One of the most famous of the sphinxes comes to us from the Greek play Oedipus Rex, in which a sphinx terrorizes Thebes, demanding the answer to a riddle.  The riddle, taught to her by the Muses, went: “What is it that has one voice and yet becomes four-footed and two-footed and three-footed?” Whenever the riddle was answered incorrectly, the sphinx would devour the man until Oedipus had given her the proper answer.  Once learning it, the sphinx killed herself, thus sprouting the legend that the sphinx was an all-knowing creature of wisdom.

sphinx 3The sphinx was a creature to protect, not a monster.  However, the idea that one of them would devour you had you not answered her riddle correctly is a terrifying thought.  What if you didn’t know the answer? Well, then I guess the sphinx would make you their dinner.

 

For more information about the sphinx (sources):
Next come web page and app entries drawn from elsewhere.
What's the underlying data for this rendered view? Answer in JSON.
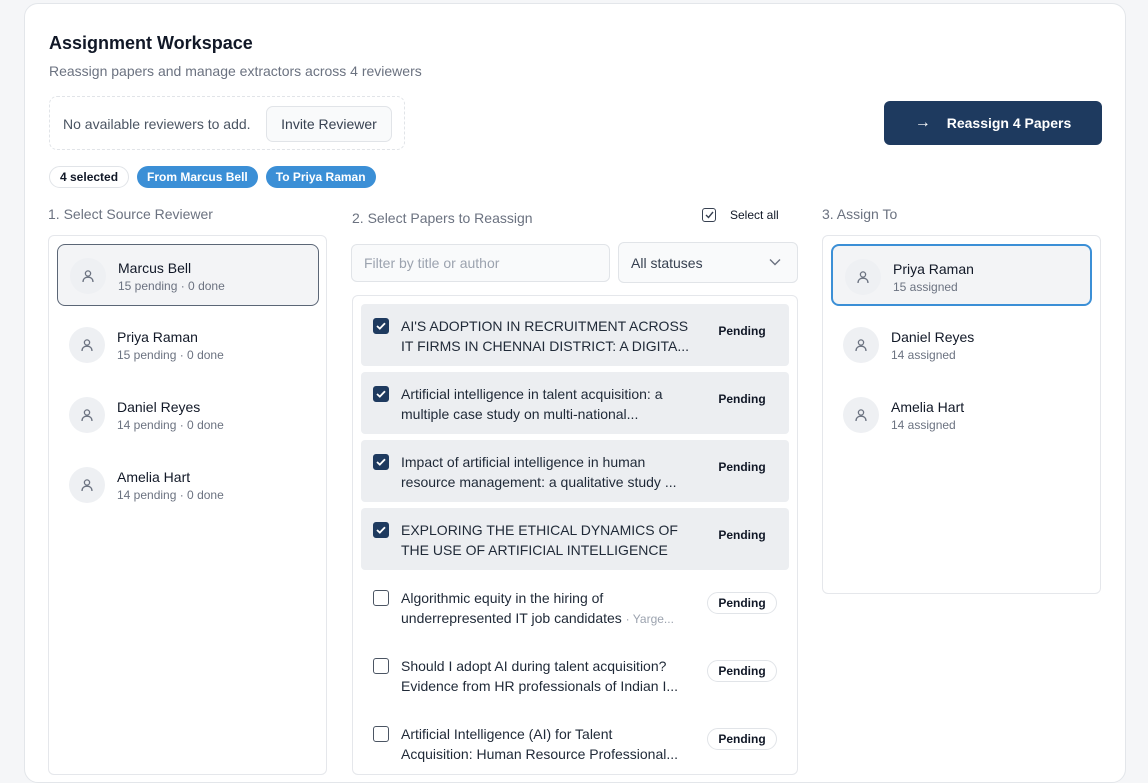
{
  "header": {
    "title": "Assignment Workspace",
    "subtitle": "Reassign papers and manage extractors across 4 reviewers"
  },
  "invite": {
    "message": "No available reviewers to add.",
    "button_label": "Invite Reviewer"
  },
  "reassign_button": {
    "label": "Reassign 4 Papers"
  },
  "chips": {
    "selected": "4 selected",
    "from": "From Marcus Bell",
    "to": "To Priya Raman"
  },
  "source": {
    "label": "1. Select Source Reviewer",
    "reviewers": [
      {
        "name": "Marcus Bell",
        "meta": "15 pending · 0 done",
        "selected": true
      },
      {
        "name": "Priya Raman",
        "meta": "15 pending · 0 done",
        "selected": false
      },
      {
        "name": "Daniel Reyes",
        "meta": "14 pending · 0 done",
        "selected": false
      },
      {
        "name": "Amelia Hart",
        "meta": "14 pending · 0 done",
        "selected": false
      }
    ]
  },
  "papers": {
    "label": "2. Select Papers to Reassign",
    "select_all_label": "Select all",
    "filter_placeholder": "Filter by title or author",
    "status_filter": "All statuses",
    "items": [
      {
        "line1": "AI'S ADOPTION IN RECRUITMENT ACROSS",
        "line2": "IT FIRMS IN CHENNAI DISTRICT: A DIGITA...",
        "author": "",
        "status": "Pending",
        "checked": true
      },
      {
        "line1": "Artificial intelligence in talent acquisition: a",
        "line2": "multiple case study on multi-national...",
        "author": "",
        "status": "Pending",
        "checked": true
      },
      {
        "line1": "Impact of artificial intelligence in human",
        "line2": "resource management: a qualitative study ...",
        "author": "",
        "status": "Pending",
        "checked": true
      },
      {
        "line1": "EXPLORING THE ETHICAL DYNAMICS OF",
        "line2": "THE USE OF ARTIFICIAL INTELLIGENCE (A...",
        "author": "",
        "status": "Pending",
        "checked": true
      },
      {
        "line1": "Algorithmic equity in the hiring of",
        "line2": "underrepresented IT job candidates",
        "author": "· Yarge...",
        "status": "Pending",
        "checked": false
      },
      {
        "line1": "Should I adopt AI during talent acquisition?",
        "line2": "Evidence from HR professionals of Indian I...",
        "author": "",
        "status": "Pending",
        "checked": false
      },
      {
        "line1": "Artificial Intelligence (AI) for Talent",
        "line2": "Acquisition: Human Resource Professional...",
        "author": "",
        "status": "Pending",
        "checked": false
      }
    ]
  },
  "assign": {
    "label": "3. Assign To",
    "reviewers": [
      {
        "name": "Priya Raman",
        "meta": "15 assigned",
        "selected": true
      },
      {
        "name": "Daniel Reyes",
        "meta": "14 assigned",
        "selected": false
      },
      {
        "name": "Amelia Hart",
        "meta": "14 assigned",
        "selected": false
      }
    ]
  },
  "colors": {
    "primary": "#1e3a5f",
    "accent_blue": "#3b8fd6"
  }
}
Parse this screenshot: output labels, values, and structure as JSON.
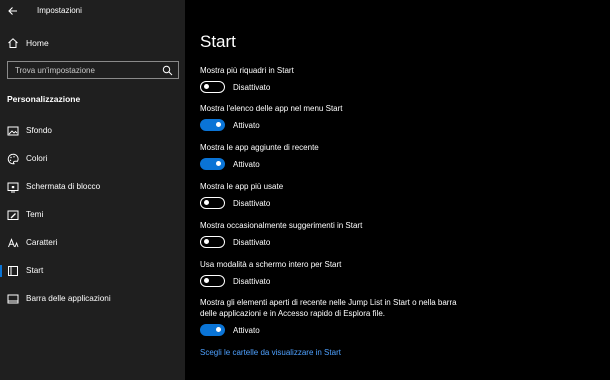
{
  "window": {
    "title": "Impostazioni"
  },
  "sidebar": {
    "home_label": "Home",
    "search_placeholder": "Trova un'impostazione",
    "section_title": "Personalizzazione",
    "items": [
      {
        "label": "Sfondo",
        "icon": "image-icon"
      },
      {
        "label": "Colori",
        "icon": "palette-icon"
      },
      {
        "label": "Schermata di blocco",
        "icon": "lock-screen-icon"
      },
      {
        "label": "Temi",
        "icon": "brush-icon"
      },
      {
        "label": "Caratteri",
        "icon": "font-icon"
      },
      {
        "label": "Start",
        "icon": "start-icon",
        "selected": true
      },
      {
        "label": "Barra delle applicazioni",
        "icon": "taskbar-icon"
      }
    ]
  },
  "main": {
    "title": "Start",
    "settings": [
      {
        "label": "Mostra più riquadri in Start",
        "state": "Disattivato",
        "on": false
      },
      {
        "label": "Mostra l'elenco delle app nel menu Start",
        "state": "Attivato",
        "on": true
      },
      {
        "label": "Mostra le app aggiunte di recente",
        "state": "Attivato",
        "on": true
      },
      {
        "label": "Mostra le app più usate",
        "state": "Disattivato",
        "on": false
      },
      {
        "label": "Mostra occasionalmente suggerimenti in Start",
        "state": "Disattivato",
        "on": false
      },
      {
        "label": "Usa modalità a schermo intero per Start",
        "state": "Disattivato",
        "on": false
      },
      {
        "label": "Mostra gli elementi aperti di recente nelle Jump List in Start o nella barra delle applicazioni e in Accesso rapido di Esplora file.",
        "state": "Attivato",
        "on": true
      }
    ],
    "link": "Scegli le cartelle da visualizzare in Start"
  },
  "colors": {
    "accent": "#0a74d6",
    "sidebar_bg": "#1f1f1f",
    "main_bg": "#000000",
    "link": "#4ea1ff"
  }
}
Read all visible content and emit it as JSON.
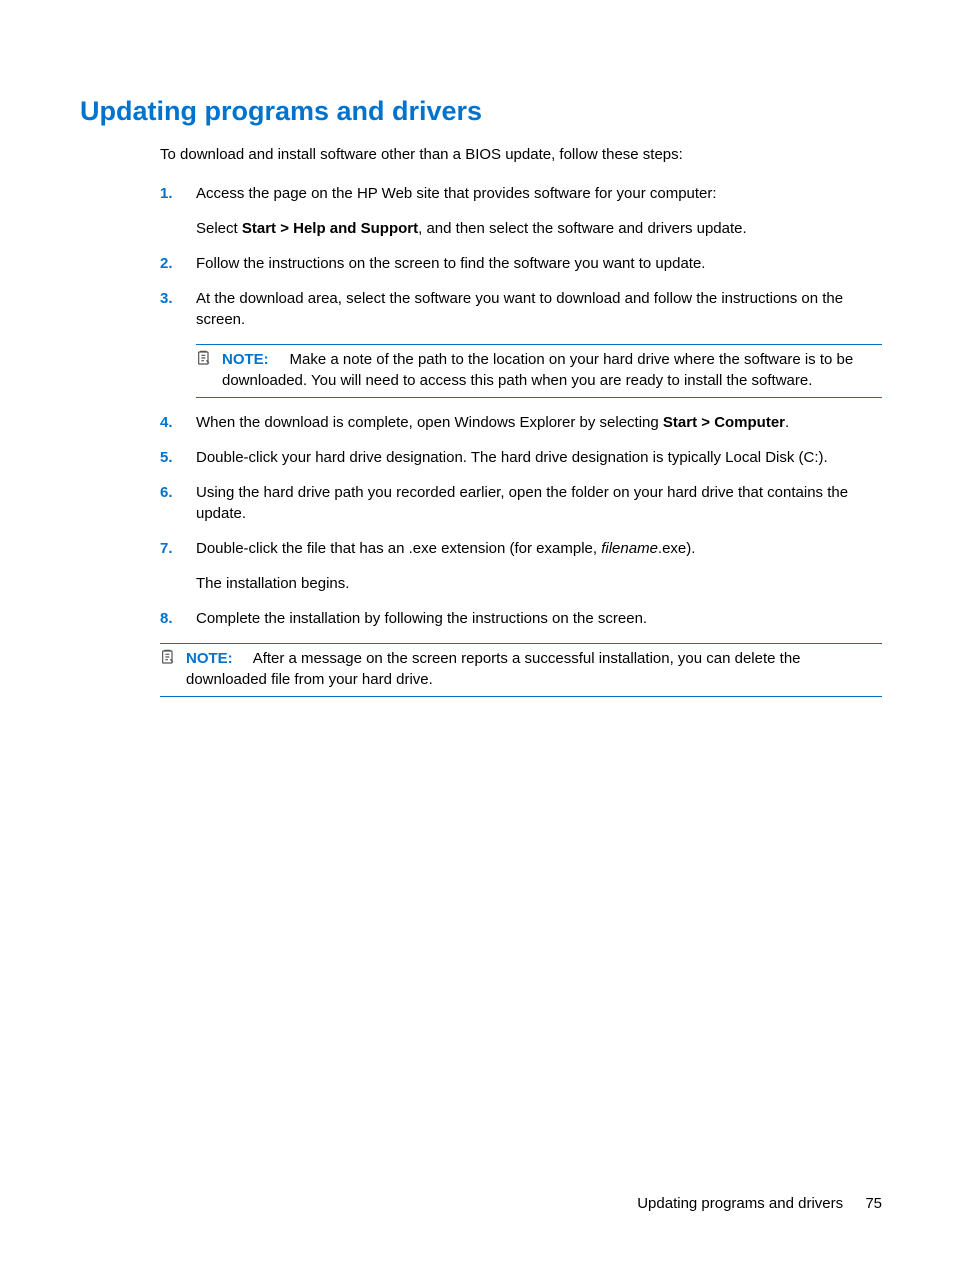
{
  "heading": "Updating programs and drivers",
  "intro": "To download and install software other than a BIOS update, follow these steps:",
  "steps": [
    {
      "num": "1.",
      "p1": "Access the page on the HP Web site that provides software for your computer:",
      "p2_a": "Select ",
      "p2_b": "Start > Help and Support",
      "p2_c": ", and then select the software and drivers update."
    },
    {
      "num": "2.",
      "p1": "Follow the instructions on the screen to find the software you want to update."
    },
    {
      "num": "3.",
      "p1": "At the download area, select the software you want to download and follow the instructions on the screen.",
      "note_label": "NOTE:",
      "note_text": "Make a note of the path to the location on your hard drive where the software is to be downloaded. You will need to access this path when you are ready to install the software."
    },
    {
      "num": "4.",
      "p1_a": "When the download is complete, open Windows Explorer by selecting ",
      "p1_b": "Start > Computer",
      "p1_c": "."
    },
    {
      "num": "5.",
      "p1": "Double-click your hard drive designation. The hard drive designation is typically Local Disk (C:)."
    },
    {
      "num": "6.",
      "p1": "Using the hard drive path you recorded earlier, open the folder on your hard drive that contains the update."
    },
    {
      "num": "7.",
      "p1_a": "Double-click the file that has an .exe extension (for example, ",
      "p1_b": "filename",
      "p1_c": ".exe).",
      "p2": "The installation begins."
    },
    {
      "num": "8.",
      "p1": "Complete the installation by following the instructions on the screen."
    }
  ],
  "outer_note": {
    "label": "NOTE:",
    "text": "After a message on the screen reports a successful installation, you can delete the downloaded file from your hard drive."
  },
  "footer": {
    "title": "Updating programs and drivers",
    "page": "75"
  }
}
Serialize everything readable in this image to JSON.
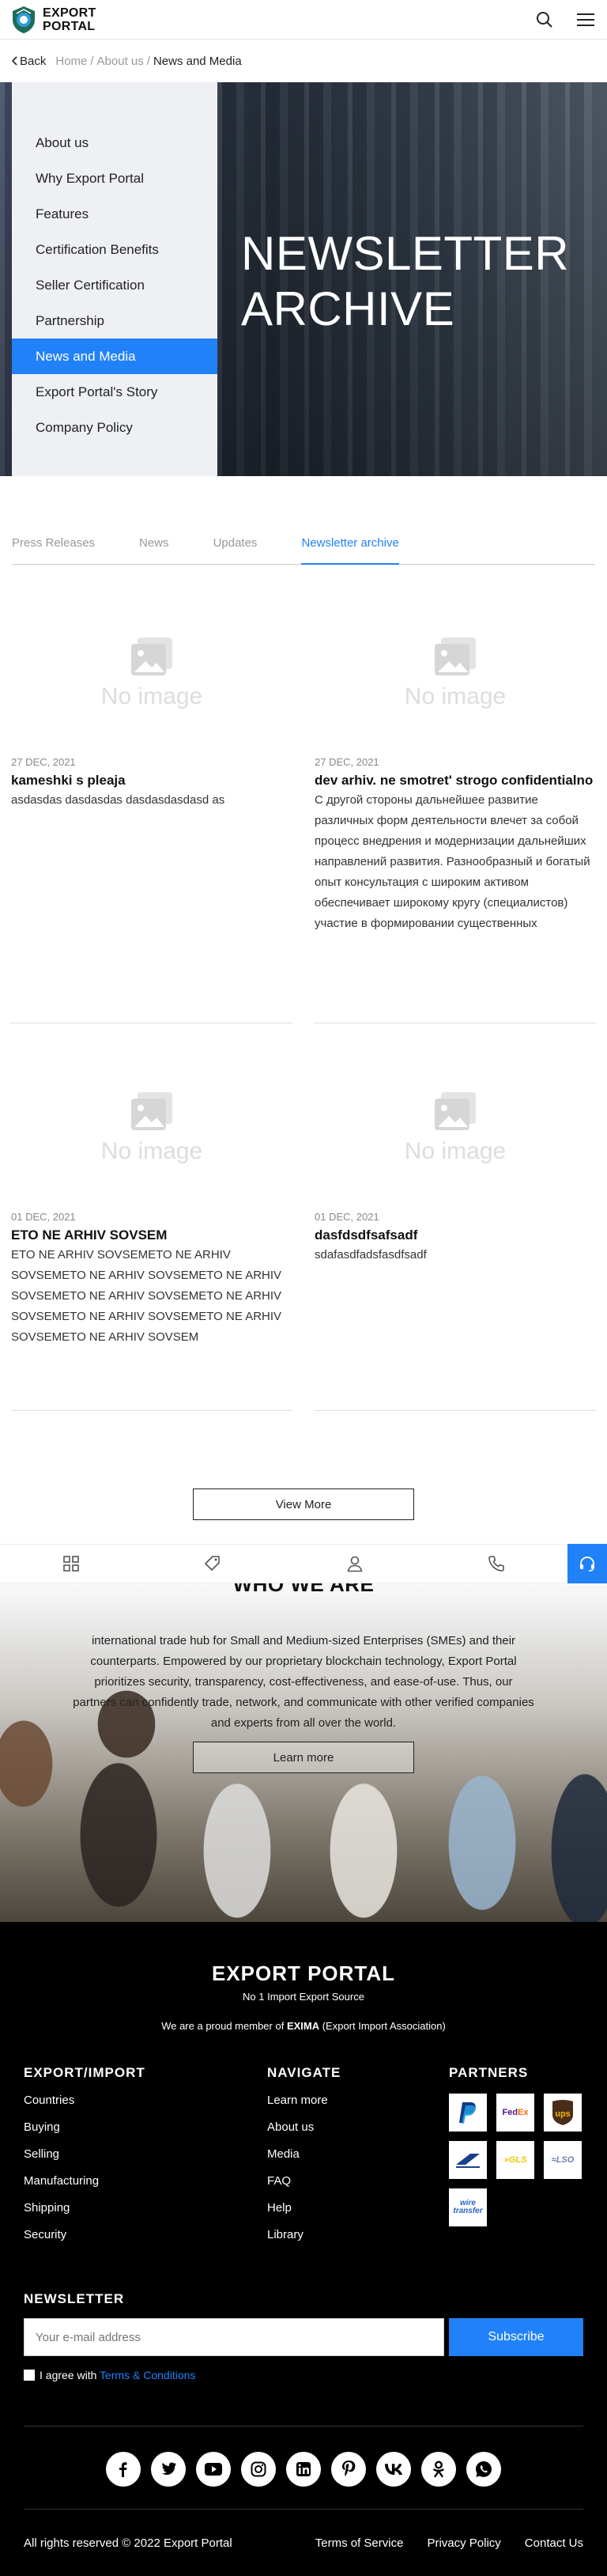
{
  "header": {
    "brand_line1": "EXPORT",
    "brand_line2": "PORTAL"
  },
  "breadcrumb": {
    "back": "Back",
    "items": [
      "Home",
      "About us",
      "News and Media"
    ]
  },
  "sidebar": {
    "items": [
      {
        "label": "About us"
      },
      {
        "label": "Why Export Portal"
      },
      {
        "label": "Features"
      },
      {
        "label": "Certification Benefits"
      },
      {
        "label": "Seller Certification"
      },
      {
        "label": "Partnership"
      },
      {
        "label": "News and Media"
      },
      {
        "label": "Export Portal's Story"
      },
      {
        "label": "Company Policy"
      }
    ],
    "active": "News and Media"
  },
  "hero": {
    "title_line1": "NEWSLETTER",
    "title_line2": "ARCHIVE"
  },
  "tabs": {
    "items": [
      "Press Releases",
      "News",
      "Updates",
      "Newsletter archive"
    ],
    "active": "Newsletter archive"
  },
  "no_image_text": "No image",
  "articles": [
    {
      "date": "27 DEC, 2021",
      "title": "kameshki s pleaja",
      "text": "asdasdas dasdasdas dasdasdasdasd as"
    },
    {
      "date": "27 DEC, 2021",
      "title": "dev arhiv. ne smotret' strogo confidentialno",
      "text": "С другой стороны дальнейшее развитие различных форм деятельности влечет за собой процесс внедрения и модернизации дальнейших направлений развития. Разнообразный и богатый опыт консультация с широким активом обеспечивает широкому кругу (специалистов) участие в формировании существенных"
    },
    {
      "date": "01 DEC, 2021",
      "title": "ETO NE ARHIV SOVSEM",
      "text": "ETO NE ARHIV SOVSEMETO NE ARHIV SOVSEMETO NE ARHIV SOVSEMETO NE ARHIV SOVSEMETO NE ARHIV SOVSEMETO NE ARHIV SOVSEMETO NE ARHIV SOVSEMETO NE ARHIV SOVSEMETO NE ARHIV SOVSEM"
    },
    {
      "date": "01 DEC, 2021",
      "title": "dasfdsdfsafsadf",
      "text": "sdafasdfadsfasdfsadf"
    }
  ],
  "view_more": "View More",
  "who": {
    "title": "WHO WE ARE",
    "blurb": "international trade hub for Small and Medium-sized Enterprises (SMEs) and their counterparts. Empowered by our proprietary blockchain technology, Export Portal prioritizes security, transparency, cost-effectiveness, and ease-of-use. Thus, our partners can confidently trade, network, and communicate with other verified companies and experts from all over the world.",
    "button": "Learn more"
  },
  "bottom_bar": {
    "icons": [
      "grid-icon",
      "tag-icon",
      "user-icon",
      "phone-icon",
      "headset-icon"
    ]
  },
  "footer": {
    "brand": "EXPORT PORTAL",
    "tagline": "No 1 Import Export Source",
    "membership_prefix": "We are a proud member of ",
    "membership_org": "EXIMA",
    "membership_suffix": " (Export Import Association)",
    "col1": {
      "title": "EXPORT/IMPORT",
      "links": [
        "Countries",
        "Buying",
        "Selling",
        "Manufacturing",
        "Shipping",
        "Security"
      ]
    },
    "col2": {
      "title": "NAVIGATE",
      "links": [
        "Learn more",
        "About us",
        "Media",
        "FAQ",
        "Help",
        "Library"
      ]
    },
    "col3": {
      "title": "PARTNERS",
      "partners": [
        "PayPal",
        "FedEx",
        "UPS",
        "USPS",
        "GLS",
        "LSO",
        "wire transfer"
      ]
    },
    "newsletter": {
      "title": "NEWSLETTER",
      "placeholder": "Your e-mail address",
      "button": "Subscribe",
      "agree_prefix": "I agree with ",
      "agree_link": "Terms & Conditions"
    },
    "socials": [
      "facebook-icon",
      "twitter-icon",
      "youtube-icon",
      "instagram-icon",
      "linkedin-icon",
      "pinterest-icon",
      "vk-icon",
      "odnoklassniki-icon",
      "whatsapp-icon"
    ],
    "copyright": "All rights reserved © 2022 Export Portal",
    "legal_links": [
      "Terms of Service",
      "Privacy Policy",
      "Contact Us"
    ]
  },
  "colors": {
    "accent": "#2181f8",
    "footer_bg": "#000000"
  }
}
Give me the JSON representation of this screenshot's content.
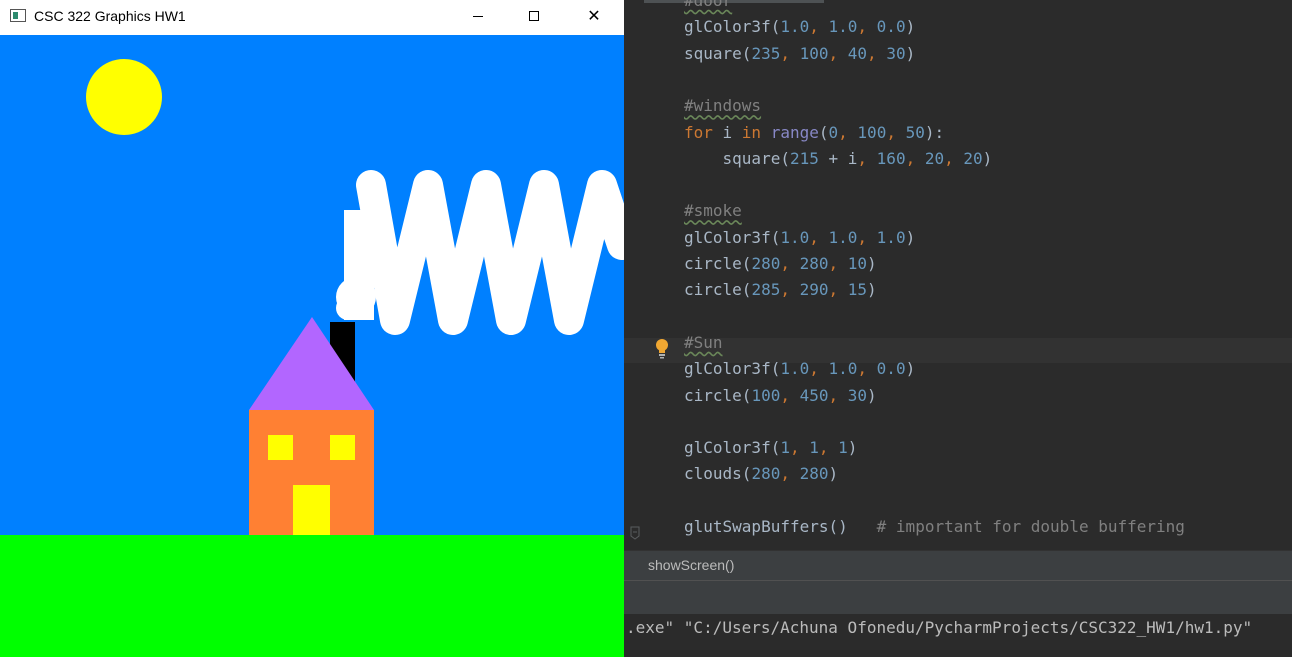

https://www.history.com/topics/ancient-egypt/the-sphinx

https://www.britannica.com/topic/sphinx